Beyond earning Schnabel a Best Director award at Cannes, the impressionistic framing and smeary edges also achieve thematic ends. Perhaps most significantly, they intimate Bauby’s subjective sliding between past and present, as when he remembers shaving his aging father (Max von Sydow), a tender memory in which the son now recognizes his own future/present. Bauby’s past regrets include giving up a plane ticket to his friend Roussin (Niels Arestrup), which resulted in the latter’s being taken hostage by hostage by terrorists in Beirut, where he was kept for four years. While Bauby is forgiven, he’s also haunted by the notion that his current condition is a cosmic sort of payback, that his world is not random, but determined and definitively moral.
The most obvious manifestation of such order is Bauby’s collapse of the sentimental and the sexual. His most vibrant fantasies feature women, as when he imagines a sexy, sloppy meal of oysters, shrimp, and tongue kisses with Claude, their mutual desire realized, before the scene cuts back to his crumpled figure in his wheelchair, Claude smoking her cigarette furiously in the foreground. Or again, he spends a day at the beach at Berck-sur-Mer with his young children and their mother, Céline (Emmanuelle Seigner), he gazes at her in close-up as the three kids gambol in the blurry background. While the holiday occasions Bauby’s brief consideration of what it means to be a parent (“Even a sketch, a shadow, a fragment of a dad is still a dad”), it also reinforces the film’s focus on him, bound and longing. Céline leans into the camera, cooing, “It’s great that you’re writing [the book]. You’re the most amazing man I ever met.” The camera cuts to a shot of her leg under a flimsy sundress as she pages through the manuscript, approximating but also diminishing Bauby’s desire.
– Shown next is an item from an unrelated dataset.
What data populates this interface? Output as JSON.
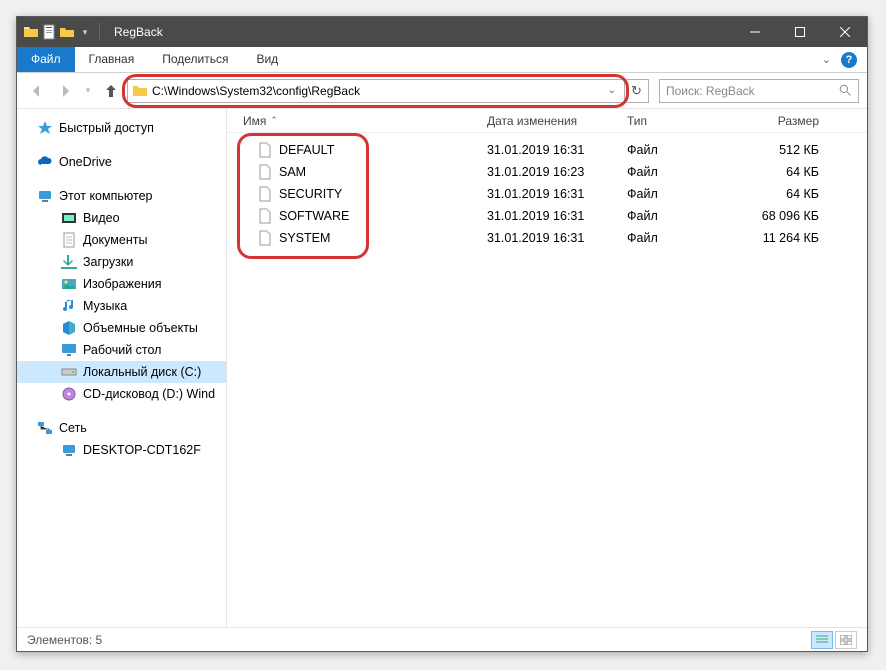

The scene insists on the distance between Bauby’s best self-image as the good father (“Words can’t express the grief that engulfs me. I, their father, can’t even ruffle their hair, pinch their downy necks, or clasp their smooth, warm little bodies”) and his worst. Feeling reduced now to a “zombie,” denied what he most wants, sensual pleasures and connections, he’s angry and grateful at once. That gap is the movie’s most affecting dilemma, unresolved by its many aesthetic effects.